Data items
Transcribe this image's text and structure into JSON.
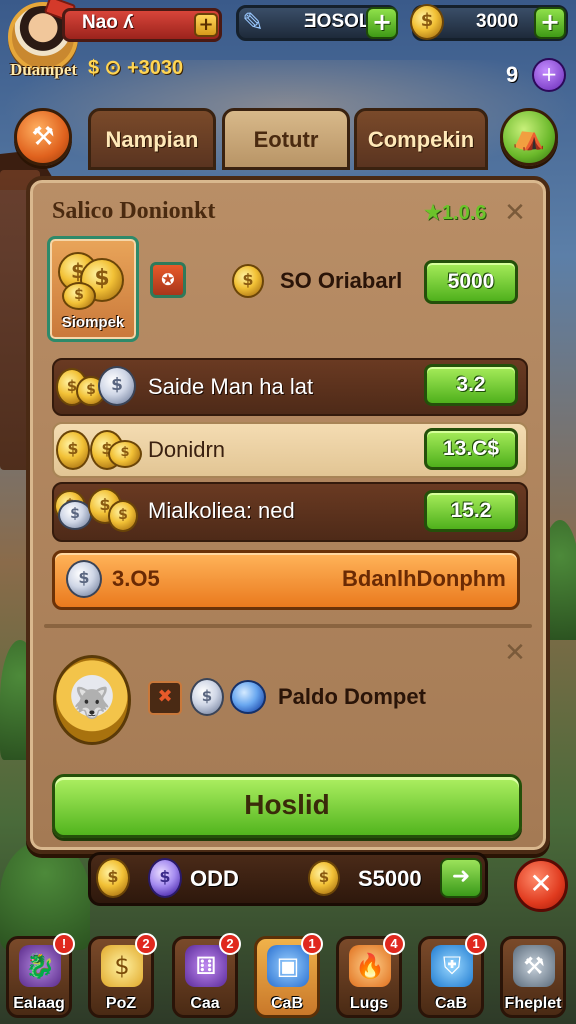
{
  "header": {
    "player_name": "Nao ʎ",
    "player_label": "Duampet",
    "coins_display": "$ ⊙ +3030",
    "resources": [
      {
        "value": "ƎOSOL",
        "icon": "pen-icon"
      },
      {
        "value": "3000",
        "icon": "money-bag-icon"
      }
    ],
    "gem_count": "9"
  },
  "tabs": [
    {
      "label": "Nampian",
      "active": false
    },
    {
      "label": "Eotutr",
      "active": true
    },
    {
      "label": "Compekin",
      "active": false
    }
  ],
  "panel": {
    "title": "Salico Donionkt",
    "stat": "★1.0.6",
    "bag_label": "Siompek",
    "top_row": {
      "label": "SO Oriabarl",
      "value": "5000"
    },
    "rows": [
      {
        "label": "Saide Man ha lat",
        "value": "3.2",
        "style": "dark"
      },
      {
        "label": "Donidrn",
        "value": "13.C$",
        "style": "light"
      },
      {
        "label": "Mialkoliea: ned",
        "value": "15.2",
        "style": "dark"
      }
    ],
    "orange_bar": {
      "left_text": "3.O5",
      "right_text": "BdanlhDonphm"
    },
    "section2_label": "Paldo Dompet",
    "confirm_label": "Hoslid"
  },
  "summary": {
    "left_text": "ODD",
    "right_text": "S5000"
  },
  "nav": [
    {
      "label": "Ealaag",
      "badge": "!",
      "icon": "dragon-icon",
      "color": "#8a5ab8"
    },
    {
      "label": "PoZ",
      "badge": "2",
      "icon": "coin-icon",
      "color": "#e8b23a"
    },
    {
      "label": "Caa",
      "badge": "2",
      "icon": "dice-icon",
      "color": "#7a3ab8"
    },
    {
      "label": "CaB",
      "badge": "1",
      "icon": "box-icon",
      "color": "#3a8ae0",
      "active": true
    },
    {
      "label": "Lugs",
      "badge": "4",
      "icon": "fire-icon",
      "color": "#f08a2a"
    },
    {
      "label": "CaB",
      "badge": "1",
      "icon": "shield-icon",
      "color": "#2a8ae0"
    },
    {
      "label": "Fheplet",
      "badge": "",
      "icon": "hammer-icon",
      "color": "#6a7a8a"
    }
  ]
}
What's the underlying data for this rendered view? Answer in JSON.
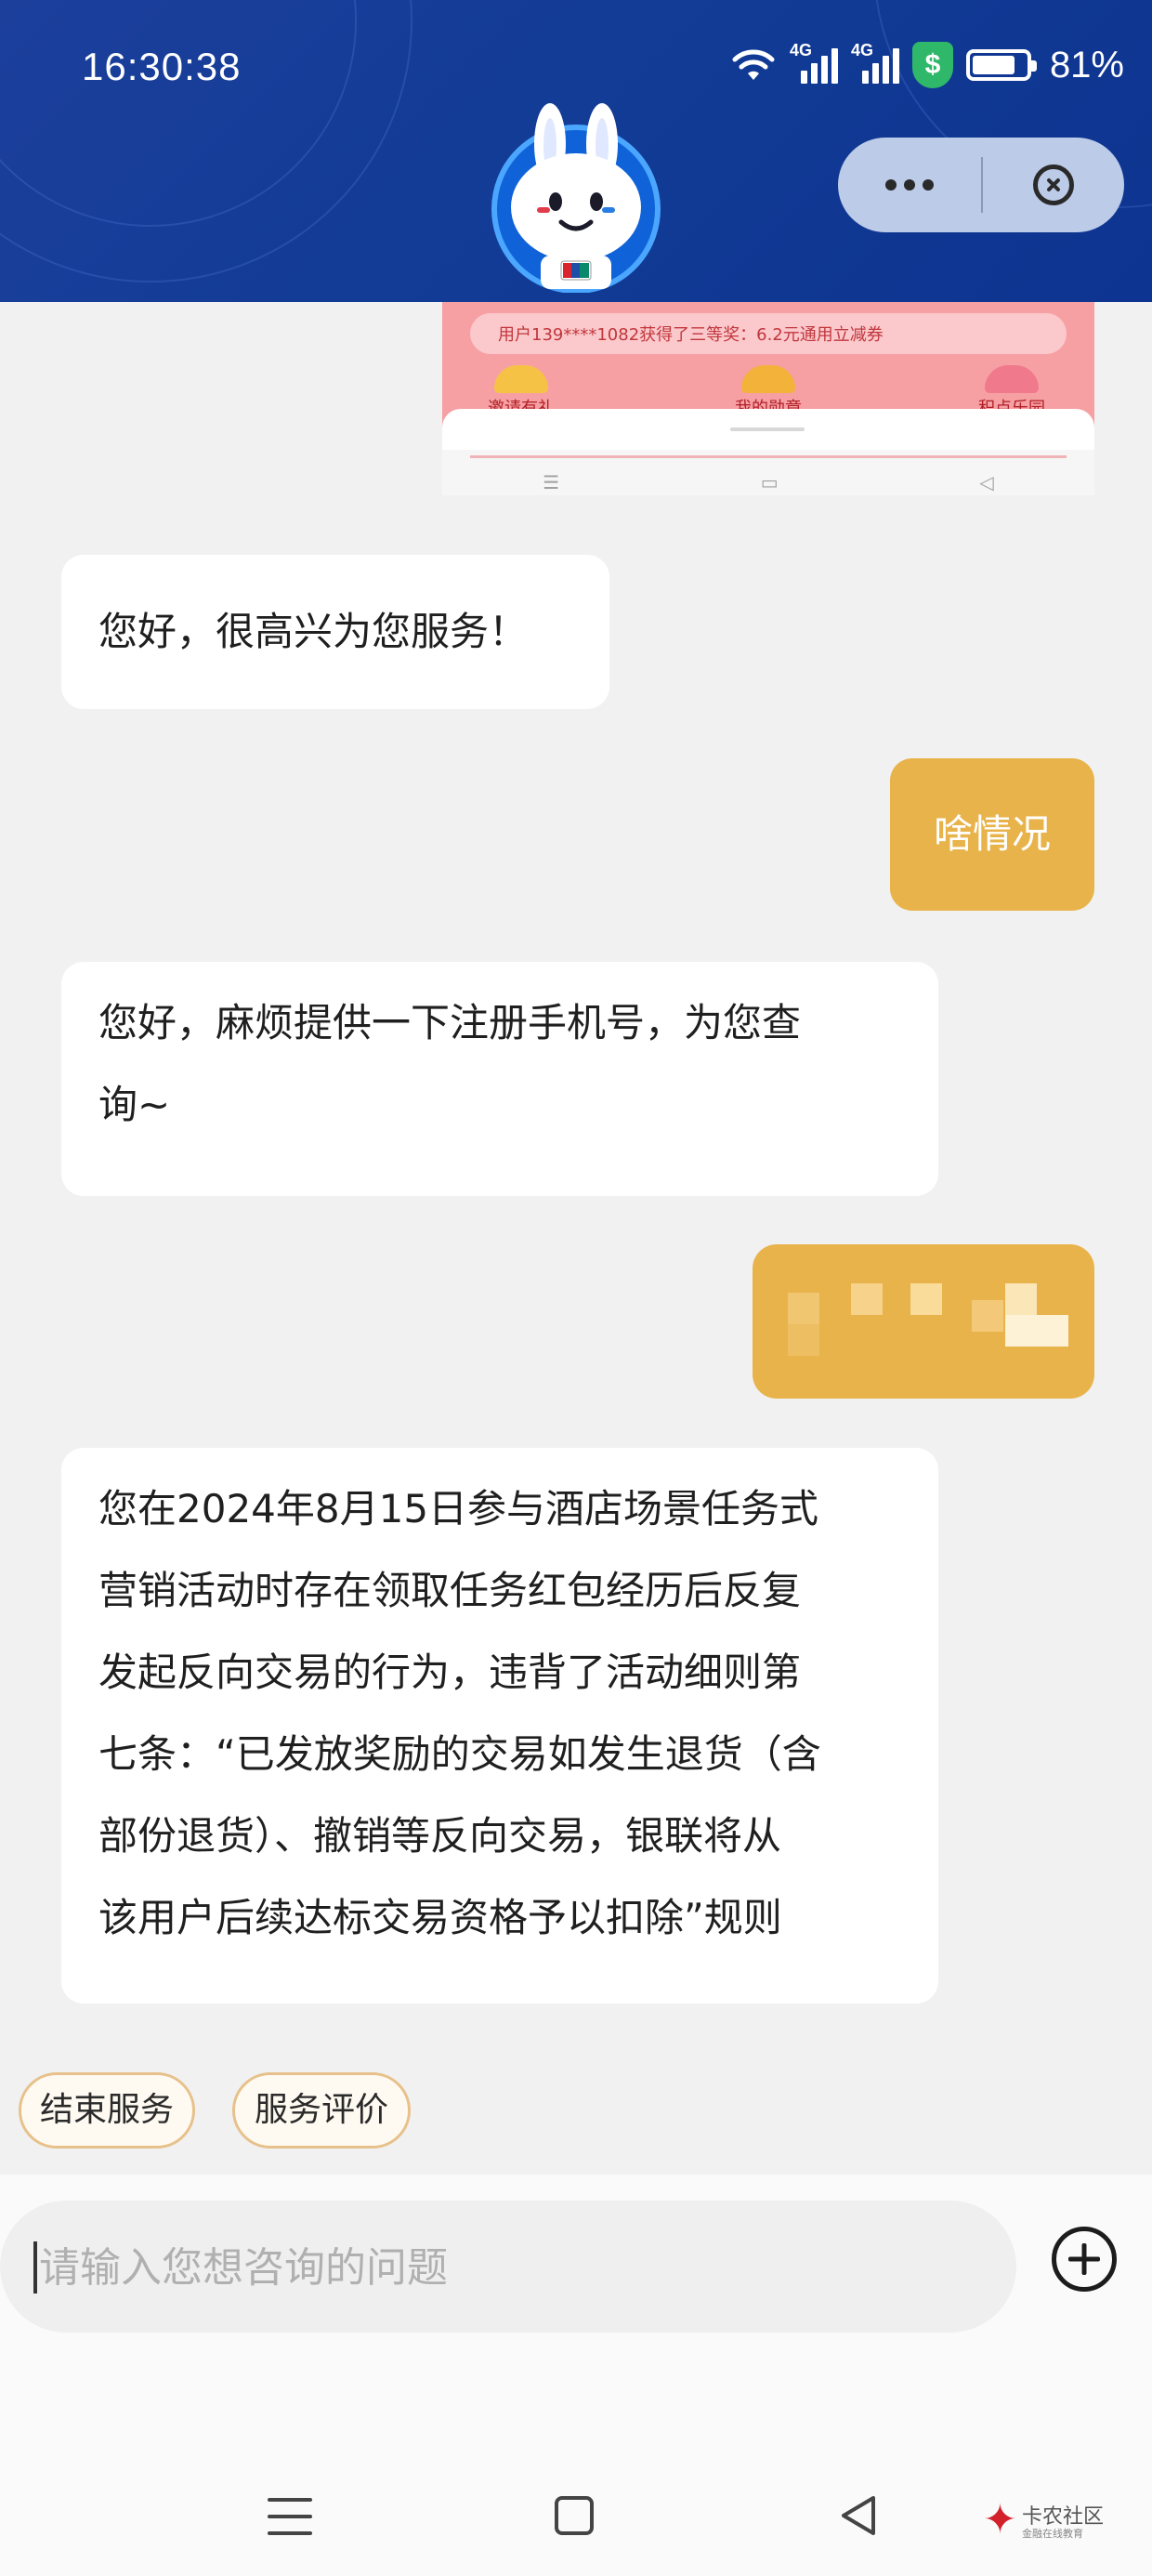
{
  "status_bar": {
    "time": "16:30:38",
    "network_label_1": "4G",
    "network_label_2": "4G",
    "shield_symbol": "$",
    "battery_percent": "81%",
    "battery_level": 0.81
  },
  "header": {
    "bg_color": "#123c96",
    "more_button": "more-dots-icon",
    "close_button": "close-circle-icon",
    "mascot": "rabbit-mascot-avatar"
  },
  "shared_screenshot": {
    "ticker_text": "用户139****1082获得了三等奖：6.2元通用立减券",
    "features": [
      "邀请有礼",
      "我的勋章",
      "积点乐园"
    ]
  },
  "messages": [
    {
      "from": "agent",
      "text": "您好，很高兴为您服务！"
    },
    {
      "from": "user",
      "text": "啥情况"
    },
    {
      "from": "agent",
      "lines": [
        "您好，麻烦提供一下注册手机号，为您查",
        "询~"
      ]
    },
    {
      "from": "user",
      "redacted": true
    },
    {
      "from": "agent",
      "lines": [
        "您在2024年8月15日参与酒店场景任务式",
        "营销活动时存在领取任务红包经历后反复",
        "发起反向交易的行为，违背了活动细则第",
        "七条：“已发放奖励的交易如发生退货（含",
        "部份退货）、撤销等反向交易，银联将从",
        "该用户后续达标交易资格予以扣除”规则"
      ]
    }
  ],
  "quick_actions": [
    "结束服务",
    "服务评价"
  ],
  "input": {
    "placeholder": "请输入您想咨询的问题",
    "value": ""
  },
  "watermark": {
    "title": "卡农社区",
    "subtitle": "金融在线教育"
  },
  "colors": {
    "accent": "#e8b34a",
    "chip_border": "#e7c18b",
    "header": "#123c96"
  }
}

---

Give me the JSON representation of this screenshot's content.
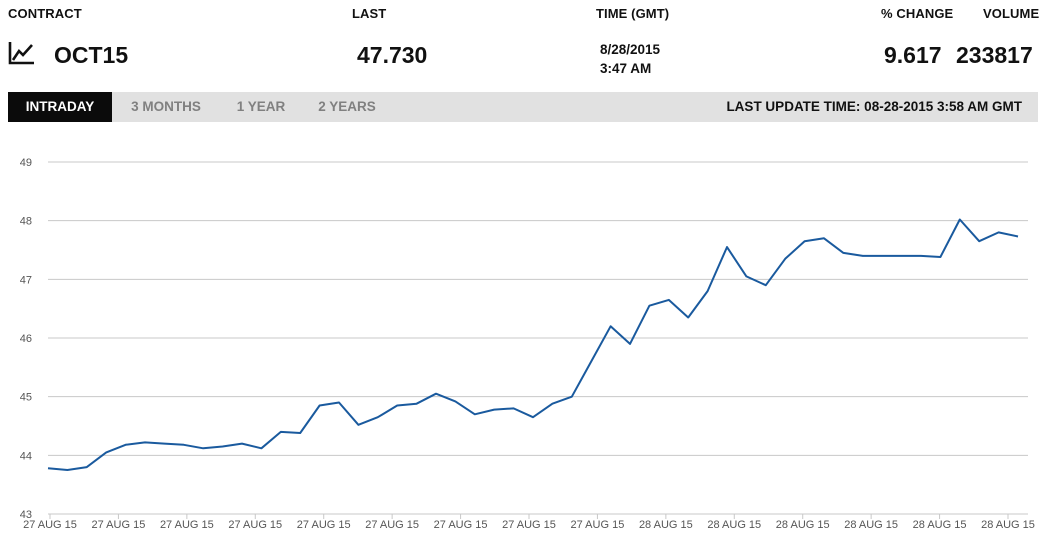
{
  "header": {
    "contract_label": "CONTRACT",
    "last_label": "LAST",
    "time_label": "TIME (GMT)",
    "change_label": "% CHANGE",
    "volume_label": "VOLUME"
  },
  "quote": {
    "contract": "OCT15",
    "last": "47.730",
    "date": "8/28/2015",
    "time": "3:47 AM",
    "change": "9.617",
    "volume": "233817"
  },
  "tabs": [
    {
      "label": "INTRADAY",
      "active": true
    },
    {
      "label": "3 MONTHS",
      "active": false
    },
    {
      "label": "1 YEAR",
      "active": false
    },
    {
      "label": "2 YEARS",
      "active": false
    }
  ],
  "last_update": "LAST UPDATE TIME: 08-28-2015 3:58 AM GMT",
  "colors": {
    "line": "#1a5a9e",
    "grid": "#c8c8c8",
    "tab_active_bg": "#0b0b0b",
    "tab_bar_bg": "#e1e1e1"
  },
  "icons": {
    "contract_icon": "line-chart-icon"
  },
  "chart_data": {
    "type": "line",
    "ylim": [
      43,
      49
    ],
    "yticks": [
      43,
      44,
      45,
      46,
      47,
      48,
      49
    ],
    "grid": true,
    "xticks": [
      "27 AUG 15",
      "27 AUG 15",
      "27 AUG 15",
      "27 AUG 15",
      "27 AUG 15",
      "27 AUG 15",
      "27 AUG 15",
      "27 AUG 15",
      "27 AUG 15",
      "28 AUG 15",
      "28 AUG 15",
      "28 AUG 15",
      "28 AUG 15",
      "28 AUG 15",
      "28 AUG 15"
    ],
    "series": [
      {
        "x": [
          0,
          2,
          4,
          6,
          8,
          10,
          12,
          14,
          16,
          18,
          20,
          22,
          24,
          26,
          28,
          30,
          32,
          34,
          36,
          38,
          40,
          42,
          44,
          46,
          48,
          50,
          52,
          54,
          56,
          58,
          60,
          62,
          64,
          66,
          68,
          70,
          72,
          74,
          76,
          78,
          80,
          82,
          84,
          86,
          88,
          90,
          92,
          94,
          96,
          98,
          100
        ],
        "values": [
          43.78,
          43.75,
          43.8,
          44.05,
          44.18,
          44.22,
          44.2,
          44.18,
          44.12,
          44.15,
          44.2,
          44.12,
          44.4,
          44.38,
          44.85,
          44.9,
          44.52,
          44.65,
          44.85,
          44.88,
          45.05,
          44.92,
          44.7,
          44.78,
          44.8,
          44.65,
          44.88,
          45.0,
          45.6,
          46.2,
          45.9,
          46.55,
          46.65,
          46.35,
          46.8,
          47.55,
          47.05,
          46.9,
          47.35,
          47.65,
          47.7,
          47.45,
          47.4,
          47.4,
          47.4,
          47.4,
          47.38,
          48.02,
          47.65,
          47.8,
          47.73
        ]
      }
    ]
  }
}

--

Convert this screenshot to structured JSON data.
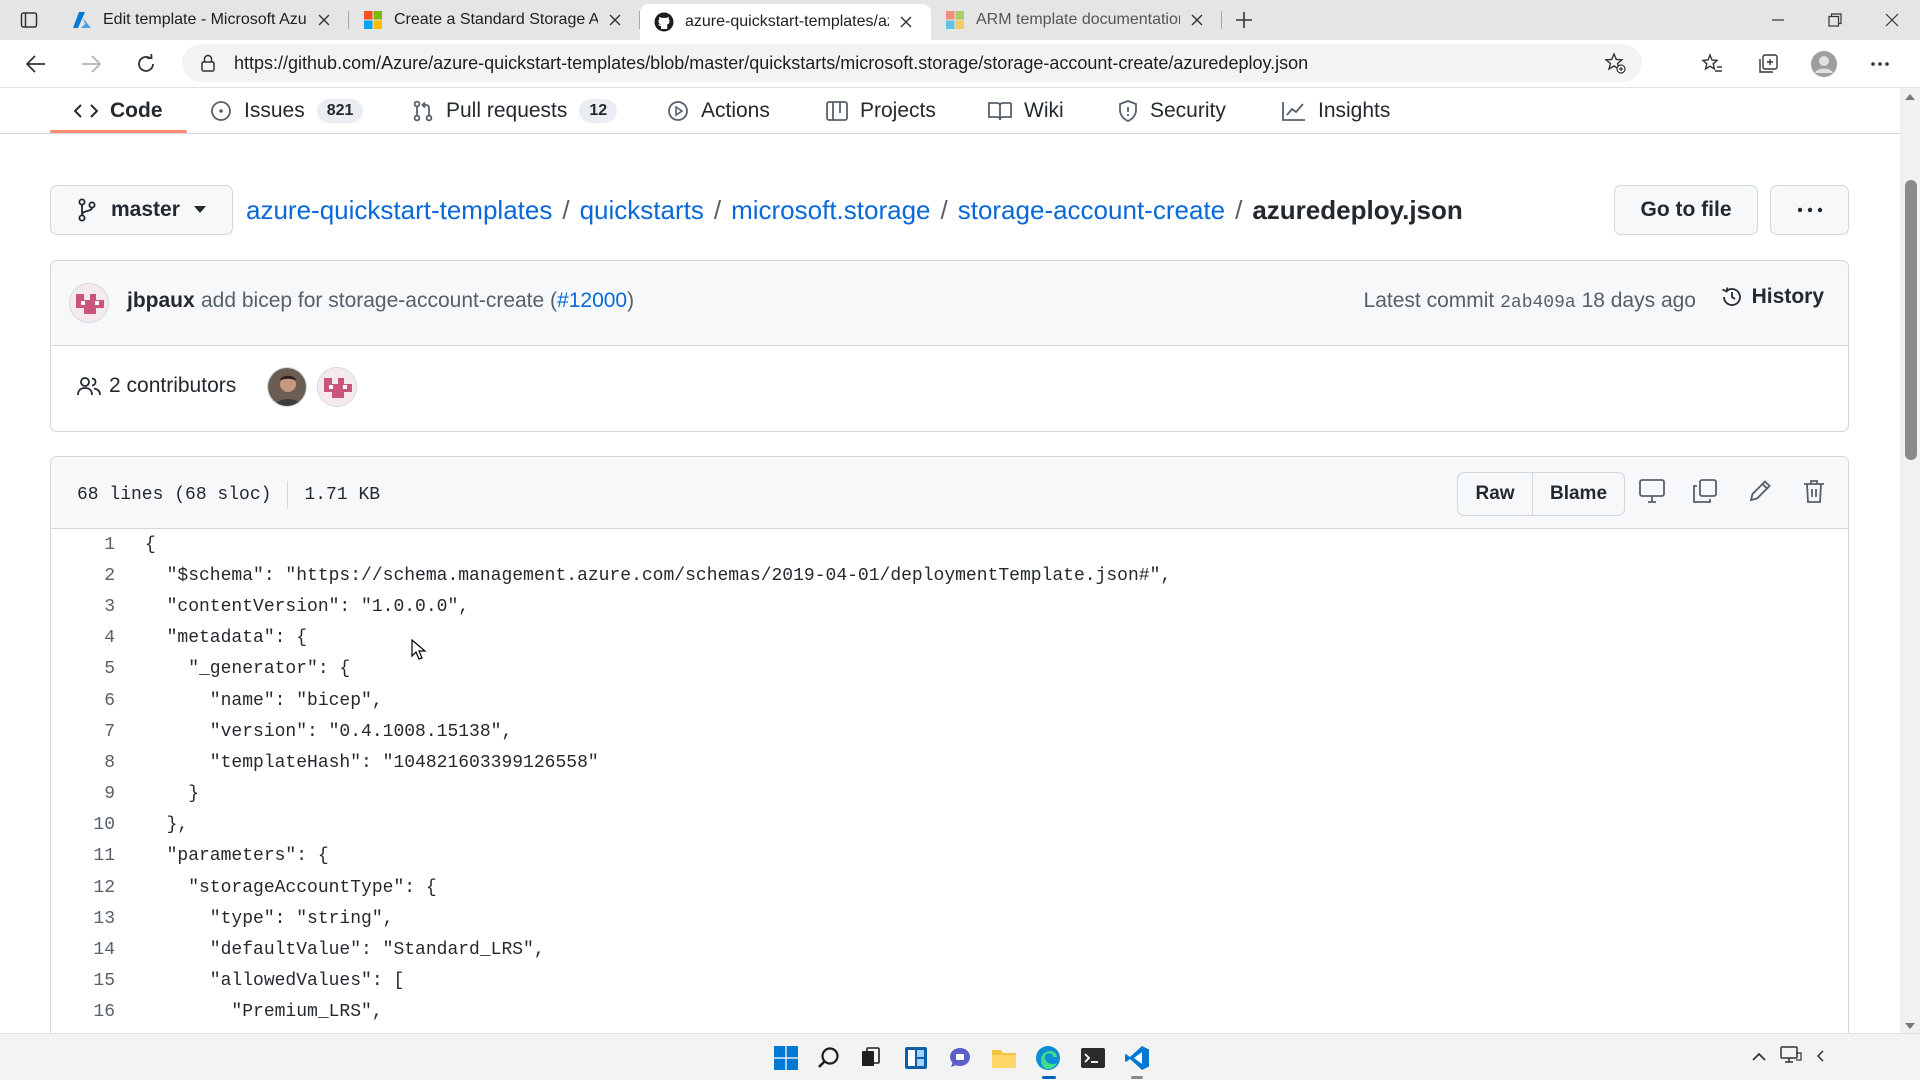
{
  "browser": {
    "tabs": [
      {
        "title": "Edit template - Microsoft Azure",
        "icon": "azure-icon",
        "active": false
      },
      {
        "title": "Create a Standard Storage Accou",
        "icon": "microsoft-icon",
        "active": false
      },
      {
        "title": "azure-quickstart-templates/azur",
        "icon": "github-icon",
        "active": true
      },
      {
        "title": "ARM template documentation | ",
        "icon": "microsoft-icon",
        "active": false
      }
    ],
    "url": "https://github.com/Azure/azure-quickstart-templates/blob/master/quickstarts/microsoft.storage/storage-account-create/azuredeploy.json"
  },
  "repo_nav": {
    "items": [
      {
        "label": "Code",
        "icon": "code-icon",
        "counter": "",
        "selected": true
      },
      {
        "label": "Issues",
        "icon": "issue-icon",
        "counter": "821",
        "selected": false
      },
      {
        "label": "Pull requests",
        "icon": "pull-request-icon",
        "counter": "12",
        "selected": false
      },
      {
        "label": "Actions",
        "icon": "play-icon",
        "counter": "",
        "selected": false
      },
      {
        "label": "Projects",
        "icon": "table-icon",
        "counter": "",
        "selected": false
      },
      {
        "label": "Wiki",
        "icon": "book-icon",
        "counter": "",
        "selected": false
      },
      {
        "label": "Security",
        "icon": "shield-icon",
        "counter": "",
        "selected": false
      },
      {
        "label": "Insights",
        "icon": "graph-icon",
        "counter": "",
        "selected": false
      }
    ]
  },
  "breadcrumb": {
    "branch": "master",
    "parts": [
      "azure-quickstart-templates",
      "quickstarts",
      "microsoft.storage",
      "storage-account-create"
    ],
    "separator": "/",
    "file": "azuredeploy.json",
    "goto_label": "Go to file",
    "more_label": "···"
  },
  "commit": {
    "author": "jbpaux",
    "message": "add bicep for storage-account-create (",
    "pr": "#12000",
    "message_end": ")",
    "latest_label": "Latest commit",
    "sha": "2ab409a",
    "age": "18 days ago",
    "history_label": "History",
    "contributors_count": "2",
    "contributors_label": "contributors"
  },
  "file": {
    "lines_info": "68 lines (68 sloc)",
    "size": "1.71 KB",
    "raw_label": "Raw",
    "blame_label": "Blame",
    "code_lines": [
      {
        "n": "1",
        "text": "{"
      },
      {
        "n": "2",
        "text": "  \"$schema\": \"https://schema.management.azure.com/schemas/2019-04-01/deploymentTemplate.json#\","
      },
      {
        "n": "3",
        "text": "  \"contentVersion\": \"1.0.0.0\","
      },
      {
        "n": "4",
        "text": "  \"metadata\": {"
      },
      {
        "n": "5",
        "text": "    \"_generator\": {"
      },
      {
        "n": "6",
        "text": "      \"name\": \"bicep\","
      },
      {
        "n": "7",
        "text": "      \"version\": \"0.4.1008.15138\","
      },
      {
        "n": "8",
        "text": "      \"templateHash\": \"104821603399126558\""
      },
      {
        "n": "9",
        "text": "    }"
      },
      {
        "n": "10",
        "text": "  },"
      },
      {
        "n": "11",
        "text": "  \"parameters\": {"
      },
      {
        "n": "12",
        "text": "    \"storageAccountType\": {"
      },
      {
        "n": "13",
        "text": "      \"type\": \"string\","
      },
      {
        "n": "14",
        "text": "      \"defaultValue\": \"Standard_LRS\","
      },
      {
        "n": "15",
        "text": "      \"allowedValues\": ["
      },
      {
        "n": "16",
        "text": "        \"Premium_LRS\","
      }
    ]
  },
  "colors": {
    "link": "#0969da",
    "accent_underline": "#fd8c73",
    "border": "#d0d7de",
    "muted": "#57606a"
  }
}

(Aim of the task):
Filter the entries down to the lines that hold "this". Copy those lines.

(Response to the exercise):
Transcribe this image's text and structure into JSON.
What's the underlying data for this rendered view? Answer in JSON.
Give me the JSON representation of this screenshot's content.
Convert this screenshot to structured JSON data.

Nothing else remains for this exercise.